Segment Start: Records supplied
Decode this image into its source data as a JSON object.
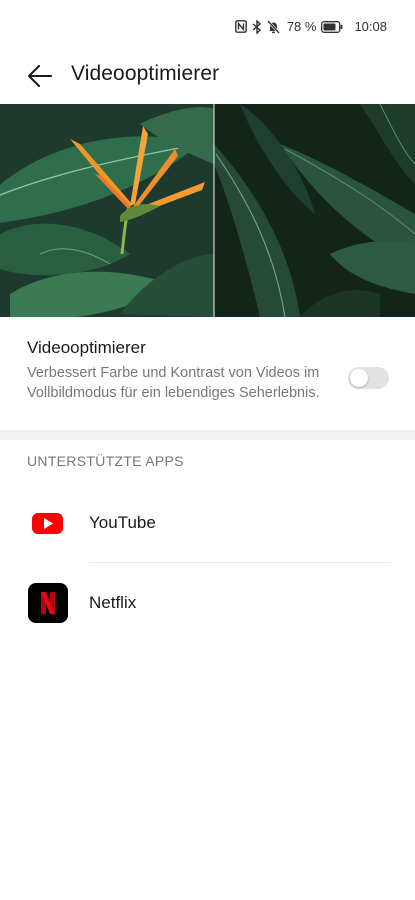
{
  "status_bar": {
    "battery_percent": "78 %",
    "time": "10:08",
    "icons": [
      "nfc-icon",
      "bluetooth-icon",
      "mute-icon",
      "battery-icon"
    ]
  },
  "header": {
    "title": "Videooptimierer",
    "back_icon": "arrow-left-icon"
  },
  "setting": {
    "title": "Videooptimierer",
    "description": "Verbessert Farbe und Kontrast von Videos im Vollbildmodus für ein lebendiges Seherlebnis.",
    "toggle_on": false
  },
  "supported_apps": {
    "header": "UNTERSTÜTZTE APPS",
    "items": [
      {
        "label": "YouTube",
        "icon": "youtube-icon"
      },
      {
        "label": "Netflix",
        "icon": "netflix-icon"
      }
    ]
  },
  "colors": {
    "toggle_off": "#e2e2e2",
    "youtube_red": "#ff0000",
    "netflix_red": "#e50914",
    "netflix_bg": "#000000"
  }
}
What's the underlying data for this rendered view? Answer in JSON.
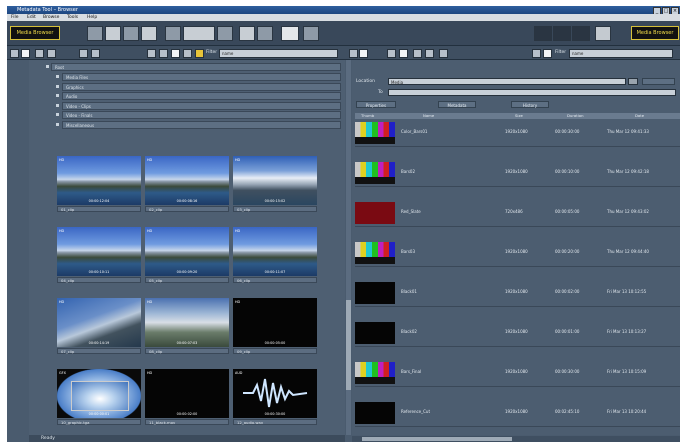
{
  "window": {
    "title": "Metadata Tool – Browser"
  },
  "menu": [
    "File",
    "Edit",
    "Browse",
    "Tools",
    "Help"
  ],
  "toolbar": {
    "left_label": "Media Browser",
    "right_label": "Media Browser"
  },
  "left_filter": {
    "label": "Filter",
    "value": "name"
  },
  "right_filter": {
    "label": "Filter",
    "value": "name"
  },
  "tree": {
    "root": "Root",
    "items": [
      "Media Files",
      "Graphics",
      "Audio",
      "Video - Clips",
      "Video - Finals",
      "Miscellaneous"
    ]
  },
  "thumbnails": [
    {
      "caption": "01_clip",
      "tc": "00:00:12:04",
      "tag": "HD",
      "kind": "mountain"
    },
    {
      "caption": "02_clip",
      "tc": "00:00:08:16",
      "tag": "HD",
      "kind": "mountain"
    },
    {
      "caption": "03_clip",
      "tc": "00:00:15:02",
      "tag": "HD",
      "kind": "snow"
    },
    {
      "caption": "04_clip",
      "tc": "00:00:10:11",
      "tag": "HD",
      "kind": "mountain"
    },
    {
      "caption": "05_clip",
      "tc": "00:00:09:20",
      "tag": "HD",
      "kind": "mountain"
    },
    {
      "caption": "06_clip",
      "tc": "00:00:11:07",
      "tag": "HD",
      "kind": "mountain"
    },
    {
      "caption": "07_clip",
      "tc": "00:00:14:19",
      "tag": "HD",
      "kind": "water"
    },
    {
      "caption": "08_clip",
      "tc": "00:00:07:03",
      "tag": "HD",
      "kind": "river"
    },
    {
      "caption": "09_clip",
      "tc": "00:00:05:00",
      "tag": "HD",
      "kind": "black"
    },
    {
      "caption": "10_graphic.tga",
      "tc": "00:00:00:01",
      "tag": "GFX",
      "kind": "sky"
    },
    {
      "caption": "11_black.mov",
      "tc": "00:00:02:00",
      "tag": "HD",
      "kind": "black"
    },
    {
      "caption": "12_audio.wav",
      "tc": "00:00:30:00",
      "tag": "AUD",
      "kind": "audio"
    }
  ],
  "details": {
    "location_label": "Location",
    "location_value": "Media",
    "to_label": "To",
    "to_value": "",
    "tabs": [
      "Properties",
      "Metadata",
      "History"
    ]
  },
  "table": {
    "columns": [
      "Thumb",
      "Name",
      "Size",
      "Duration",
      "Date"
    ],
    "rows": [
      {
        "name": "Color_Bars01",
        "size": "1920x1080",
        "dur": "00:00:30:00",
        "date": "Thu Mar 12 09:41:33",
        "kind": "bars"
      },
      {
        "name": "Bars02",
        "size": "1920x1080",
        "dur": "00:00:10:00",
        "date": "Thu Mar 12 09:42:18",
        "kind": "bars"
      },
      {
        "name": "Red_Slate",
        "size": "720x486",
        "dur": "00:00:05:00",
        "date": "Thu Mar 12 09:43:02",
        "kind": "red"
      },
      {
        "name": "Bars03",
        "size": "1920x1080",
        "dur": "00:00:20:00",
        "date": "Thu Mar 12 09:44:40",
        "kind": "bars"
      },
      {
        "name": "Black01",
        "size": "1920x1080",
        "dur": "00:00:02:00",
        "date": "Fri Mar 13 10:12:55",
        "kind": "black"
      },
      {
        "name": "Black02",
        "size": "1920x1080",
        "dur": "00:00:01:00",
        "date": "Fri Mar 13 10:13:27",
        "kind": "black"
      },
      {
        "name": "Bars_Final",
        "size": "1920x1080",
        "dur": "00:00:30:00",
        "date": "Fri Mar 13 10:15:09",
        "kind": "bars"
      },
      {
        "name": "Reference_Cut",
        "size": "1920x1080",
        "dur": "00:02:45:10",
        "date": "Fri Mar 13 10:20:44",
        "kind": "black"
      }
    ]
  },
  "status": {
    "text": "Ready"
  }
}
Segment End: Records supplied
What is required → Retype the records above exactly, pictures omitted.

Task output →
Decode this image into its source data as a JSON object.
{
  "status_bar": {
    "battery_percent": "78 %",
    "time": "10:08",
    "icons": [
      "nfc-icon",
      "bluetooth-icon",
      "mute-icon",
      "battery-icon"
    ]
  },
  "header": {
    "title": "Videooptimierer",
    "back_icon": "arrow-left-icon"
  },
  "setting": {
    "title": "Videooptimierer",
    "description": "Verbessert Farbe und Kontrast von Videos im Vollbildmodus für ein lebendiges Seherlebnis.",
    "toggle_on": false
  },
  "supported_apps": {
    "header": "UNTERSTÜTZTE APPS",
    "items": [
      {
        "label": "YouTube",
        "icon": "youtube-icon"
      },
      {
        "label": "Netflix",
        "icon": "netflix-icon"
      }
    ]
  },
  "colors": {
    "toggle_off": "#e2e2e2",
    "youtube_red": "#ff0000",
    "netflix_red": "#e50914",
    "netflix_bg": "#000000"
  }
}
What's the underlying data for this rendered view? Answer in JSON.
{
  "window": {
    "title": "Metadata Tool – Browser"
  },
  "menu": [
    "File",
    "Edit",
    "Browse",
    "Tools",
    "Help"
  ],
  "toolbar": {
    "left_label": "Media Browser",
    "right_label": "Media Browser"
  },
  "left_filter": {
    "label": "Filter",
    "value": "name"
  },
  "right_filter": {
    "label": "Filter",
    "value": "name"
  },
  "tree": {
    "root": "Root",
    "items": [
      "Media Files",
      "Graphics",
      "Audio",
      "Video - Clips",
      "Video - Finals",
      "Miscellaneous"
    ]
  },
  "thumbnails": [
    {
      "caption": "01_clip",
      "tc": "00:00:12:04",
      "tag": "HD",
      "kind": "mountain"
    },
    {
      "caption": "02_clip",
      "tc": "00:00:08:16",
      "tag": "HD",
      "kind": "mountain"
    },
    {
      "caption": "03_clip",
      "tc": "00:00:15:02",
      "tag": "HD",
      "kind": "snow"
    },
    {
      "caption": "04_clip",
      "tc": "00:00:10:11",
      "tag": "HD",
      "kind": "mountain"
    },
    {
      "caption": "05_clip",
      "tc": "00:00:09:20",
      "tag": "HD",
      "kind": "mountain"
    },
    {
      "caption": "06_clip",
      "tc": "00:00:11:07",
      "tag": "HD",
      "kind": "mountain"
    },
    {
      "caption": "07_clip",
      "tc": "00:00:14:19",
      "tag": "HD",
      "kind": "water"
    },
    {
      "caption": "08_clip",
      "tc": "00:00:07:03",
      "tag": "HD",
      "kind": "river"
    },
    {
      "caption": "09_clip",
      "tc": "00:00:05:00",
      "tag": "HD",
      "kind": "black"
    },
    {
      "caption": "10_graphic.tga",
      "tc": "00:00:00:01",
      "tag": "GFX",
      "kind": "sky"
    },
    {
      "caption": "11_black.mov",
      "tc": "00:00:02:00",
      "tag": "HD",
      "kind": "black"
    },
    {
      "caption": "12_audio.wav",
      "tc": "00:00:30:00",
      "tag": "AUD",
      "kind": "audio"
    }
  ],
  "details": {
    "location_label": "Location",
    "location_value": "Media",
    "to_label": "To",
    "to_value": "",
    "tabs": [
      "Properties",
      "Metadata",
      "History"
    ]
  },
  "table": {
    "columns": [
      "Thumb",
      "Name",
      "Size",
      "Duration",
      "Date"
    ],
    "rows": [
      {
        "name": "Color_Bars01",
        "size": "1920x1080",
        "dur": "00:00:30:00",
        "date": "Thu Mar 12 09:41:33",
        "kind": "bars"
      },
      {
        "name": "Bars02",
        "size": "1920x1080",
        "dur": "00:00:10:00",
        "date": "Thu Mar 12 09:42:18",
        "kind": "bars"
      },
      {
        "name": "Red_Slate",
        "size": "720x486",
        "dur": "00:00:05:00",
        "date": "Thu Mar 12 09:43:02",
        "kind": "red"
      },
      {
        "name": "Bars03",
        "size": "1920x1080",
        "dur": "00:00:20:00",
        "date": "Thu Mar 12 09:44:40",
        "kind": "bars"
      },
      {
        "name": "Black01",
        "size": "1920x1080",
        "dur": "00:00:02:00",
        "date": "Fri Mar 13 10:12:55",
        "kind": "black"
      },
      {
        "name": "Black02",
        "size": "1920x1080",
        "dur": "00:00:01:00",
        "date": "Fri Mar 13 10:13:27",
        "kind": "black"
      },
      {
        "name": "Bars_Final",
        "size": "1920x1080",
        "dur": "00:00:30:00",
        "date": "Fri Mar 13 10:15:09",
        "kind": "bars"
      },
      {
        "name": "Reference_Cut",
        "size": "1920x1080",
        "dur": "00:02:45:10",
        "date": "Fri Mar 13 10:20:44",
        "kind": "black"
      }
    ]
  },
  "status": {
    "text": "Ready"
  }
}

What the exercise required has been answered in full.